Thames Water’s biggest shareholder has slashed the value of its stake to zero as the crisis engulfing Britain’s largest water supplier deepens.

The Canadian pension fund Omers said it would make a ‘full write down’ of its investment in Thames.

The 31.7 per cent stake in Thames parent company Kemble was valued at as much as £990m at the end of 2021.

This was cut to £700m last year as concerns started to mount over the firm’s debt pile. But the pension fund has said it is now worth nothing.

The update came just a day after Michael McNicholas, a managing director at Omers Infrastructure, quit his role as non-executive director of Thames.

Running dry: The Canadian pension fund Omers said it would make a ‘full write down’ of its investment in Thames

The move by Omers to distance itself from Thames underlines the scale of the crisis at the UK’s biggest water company as it fights for survival.

The future of the company, which has an £18billion debt pile, has been in doubt since shareholders last month refused to hand over £500m amid a row with regulator Ofwat. The utility group, which has 16m customers, said shareholders withheld cash because they said demands by regulators left its business plan ‘uninvestable’.

Thames wanted to hike customers’ bills by 40 per cent to fund an £18.7billion investment plan but Ofwat blocked the rise. The parent company also defaulted on debt repayments last month.

Thames Water was privatised in 1989 under Margaret Thatcher, when she sold the nationalised water and sewage industry for £7.6billion. But taxpayers could foot the bill if the Government is forced to bail out Thames, which is facing administration if it cannot raise fresh funds by the end of next year.

Thames has said it aims to spend at least £1.1billion on ‘projects benefiting the environment’.

Ofwat will publish a ruling on all water companies’ five-year plans – including water bills – on June 12.

Severn Trent chief defends £3.2m deal 

In charge: Liv Garfield

In charge: Liv Garfield

Severn Trent’s boss has defended her multi-million pound pay package despite being responsible for over 60,000 sewage spills last year.

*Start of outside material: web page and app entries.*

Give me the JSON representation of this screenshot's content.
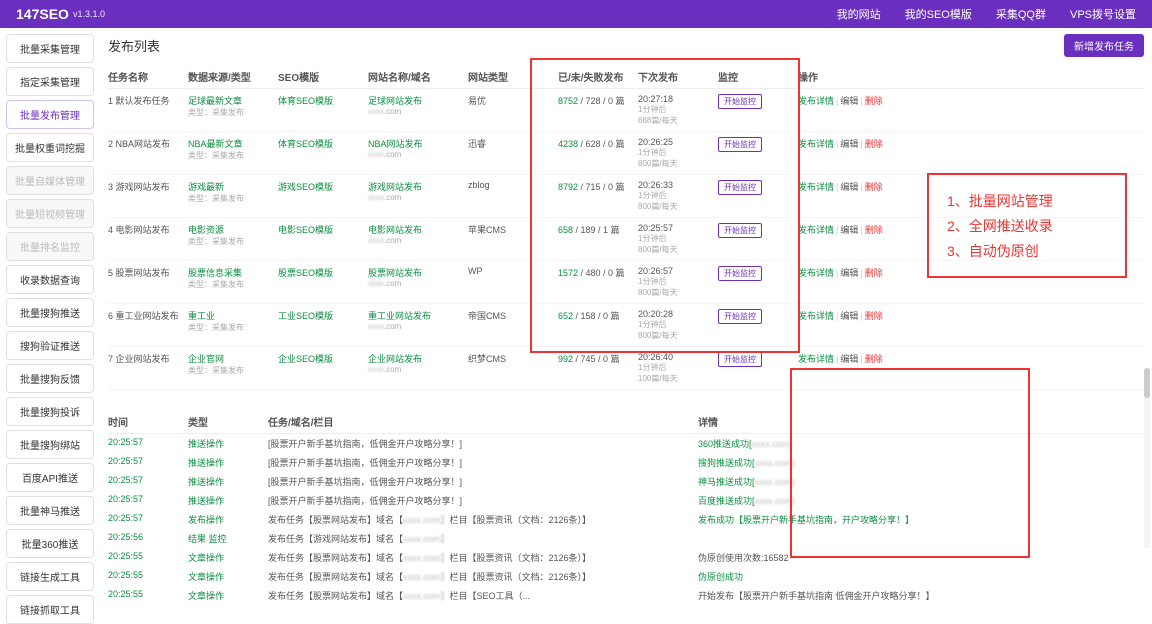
{
  "app": {
    "name": "147SEO",
    "version": "v1.3.1.0"
  },
  "nav": {
    "mysites": "我的网站",
    "mytpl": "我的SEO模版",
    "qq": "采集QQ群",
    "vps": "VPS拨号设置"
  },
  "sidebar": {
    "items": [
      {
        "label": "批量采集管理"
      },
      {
        "label": "指定采集管理"
      },
      {
        "label": "批量发布管理"
      },
      {
        "label": "批量权重词挖掘"
      },
      {
        "label": "批量自媒体管理"
      },
      {
        "label": "批量短视频管理"
      },
      {
        "label": "批量排名监控"
      },
      {
        "label": "收录数据查询"
      },
      {
        "label": "批量搜狗推送"
      },
      {
        "label": "搜狗验证推送"
      },
      {
        "label": "批量搜狗反馈"
      },
      {
        "label": "批量搜狗投诉"
      },
      {
        "label": "批量搜狗绑站"
      },
      {
        "label": "百度API推送"
      },
      {
        "label": "批量神马推送"
      },
      {
        "label": "批量360推送"
      },
      {
        "label": "链接生成工具"
      },
      {
        "label": "链接抓取工具"
      }
    ]
  },
  "list": {
    "title": "发布列表",
    "add_label": "新增发布任务",
    "head": {
      "idx": "任务名称",
      "src": "数据来源/类型",
      "tpl": "SEO模版",
      "site": "网站名称/域名",
      "type": "网站类型",
      "stat": "已/未/失败发布",
      "next": "下次发布",
      "mon": "监控",
      "op": "操作"
    },
    "rows": [
      {
        "idx": "1 默认发布任务",
        "src": "足球最新文章",
        "src_sub": "类型：采集发布",
        "tpl": "体育SEO模版",
        "site": "足球网站发布",
        "site_sub": ".com",
        "type": "易优",
        "g": "8752",
        "s2": "728",
        "s3": "0 篇",
        "next": "20:27:18",
        "n_sub": "1分钟后\n888篇/每天"
      },
      {
        "idx": "2 NBA网站发布",
        "src": "NBA最新文章",
        "src_sub": "类型：采集发布",
        "tpl": "体育SEO模版",
        "site": "NBA网站发布",
        "site_sub": ".com",
        "type": "迅睿",
        "g": "4238",
        "s2": "628",
        "s3": "0 篇",
        "next": "20:26:25",
        "n_sub": "1分钟后\n800篇/每天"
      },
      {
        "idx": "3 游戏网站发布",
        "src": "游戏最新",
        "src_sub": "类型：采集发布",
        "tpl": "游戏SEO模版",
        "site": "游戏网站发布",
        "site_sub": ".com",
        "type": "zblog",
        "g": "8792",
        "s2": "715",
        "s3": "0 篇",
        "next": "20:26:33",
        "n_sub": "1分钟后\n800篇/每天"
      },
      {
        "idx": "4 电影网站发布",
        "src": "电影资源",
        "src_sub": "类型：采集发布",
        "tpl": "电影SEO模版",
        "site": "电影网站发布",
        "site_sub": ".com",
        "type": "苹果CMS",
        "g": "658",
        "s2": "189",
        "s3": "1 篇",
        "next": "20:25:57",
        "n_sub": "1分钟后\n800篇/每天"
      },
      {
        "idx": "5 股票网站发布",
        "src": "股票信息采集",
        "src_sub": "类型：采集发布",
        "tpl": "股票SEO模版",
        "site": "股票网站发布",
        "site_sub": ".com",
        "type": "WP",
        "g": "1572",
        "s2": "480",
        "s3": "0 篇",
        "next": "20:26:57",
        "n_sub": "1分钟后\n800篇/每天"
      },
      {
        "idx": "6 重工业网站发布",
        "src": "重工业",
        "src_sub": "类型：采集发布",
        "tpl": "工业SEO模版",
        "site": "重工业网站发布",
        "site_sub": ".com",
        "type": "帝国CMS",
        "g": "652",
        "s2": "158",
        "s3": "0 篇",
        "next": "20:20:28",
        "n_sub": "1分钟后\n800篇/每天"
      },
      {
        "idx": "7 企业网站发布",
        "src": "企业官网",
        "src_sub": "类型：采集发布",
        "tpl": "企业SEO模版",
        "site": "企业网站发布",
        "site_sub": ".com",
        "type": "织梦CMS",
        "g": "992",
        "s2": "745",
        "s3": "0 篇",
        "next": "20:26:40",
        "n_sub": "1分钟后\n100篇/每天"
      }
    ],
    "mon_label": "开始监控",
    "op_detail": "发布详情",
    "op_edit": "编辑",
    "op_del": "删除"
  },
  "features": {
    "f1": "1、批量网站管理",
    "f2": "2、全网推送收录",
    "f3": "3、自动伪原创"
  },
  "log": {
    "head": {
      "time": "时间",
      "type": "类型",
      "task": "任务/域名/栏目",
      "detail": "详情"
    },
    "rows": [
      {
        "time": "20:25:57",
        "type": "推送操作",
        "task": "[股票开户新手基坑指南，低佣金开户攻略分享！]",
        "detail": "360推送成功[",
        "d_blur": ".com]"
      },
      {
        "time": "20:25:57",
        "type": "推送操作",
        "task": "[股票开户新手基坑指南，低佣金开户攻略分享！]",
        "detail": "搜狗推送成功[",
        "d_blur": ".com]"
      },
      {
        "time": "20:25:57",
        "type": "推送操作",
        "task": "[股票开户新手基坑指南，低佣金开户攻略分享！]",
        "detail": "神马推送成功[",
        "d_blur": ".com]"
      },
      {
        "time": "20:25:57",
        "type": "推送操作",
        "task": "[股票开户新手基坑指南，低佣金开户攻略分享！]",
        "detail": "百度推送成功[",
        "d_blur": ".com]"
      },
      {
        "time": "20:25:57",
        "type": "发布操作",
        "task": "发布任务【股票网站发布】域名【",
        "t_blur": ".com】",
        "t2": "栏目【股票资讯（文档：2126条）】",
        "detail": "发布成功【股票开户新手基坑指南，开户攻略分享！】"
      },
      {
        "time": "20:25:56",
        "type": "结果 监控",
        "task": "发布任务【游戏网站发布】域名【",
        "t_blur": ".com】",
        "detail": ""
      },
      {
        "time": "20:25:55",
        "type": "文章操作",
        "task": "发布任务【股票网站发布】域名【",
        "t_blur": ".com】",
        "t2": "栏目【股票资讯（文档：2126条）】",
        "detail": "伪原创使用次数:16582",
        "d_plain": true
      },
      {
        "time": "20:25:55",
        "type": "文章操作",
        "task": "发布任务【股票网站发布】域名【",
        "t_blur": ".com】",
        "t2": "栏目【股票资讯（文档：2126条）】",
        "detail": "伪原创成功"
      },
      {
        "time": "20:25:55",
        "type": "文章操作",
        "task": "发布任务【股票网站发布】域名【",
        "t_blur": ".com】",
        "t2": "栏目【SEO工具（...",
        "detail": "开始发布【股票开户新手基坑指南 低佣金开户攻略分享！】",
        "d_plain": true
      }
    ]
  }
}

Liv Garfield, who has been chief executive since 2014, was handed £3.2m in pay, bonuses and shares in 2023.

The number of sewage spills by Severn Trent reached 60,253, up by more than a third from the year before. Garfield told BBC Radio 4’s Today programme that last year’s spills record ‘doesn’t make me feel good’. 

But she added that the business had ‘made massive progress on river quality’ and ‘improved river health’. The company had made ‘dramatic, dramatic progress’, she claimed.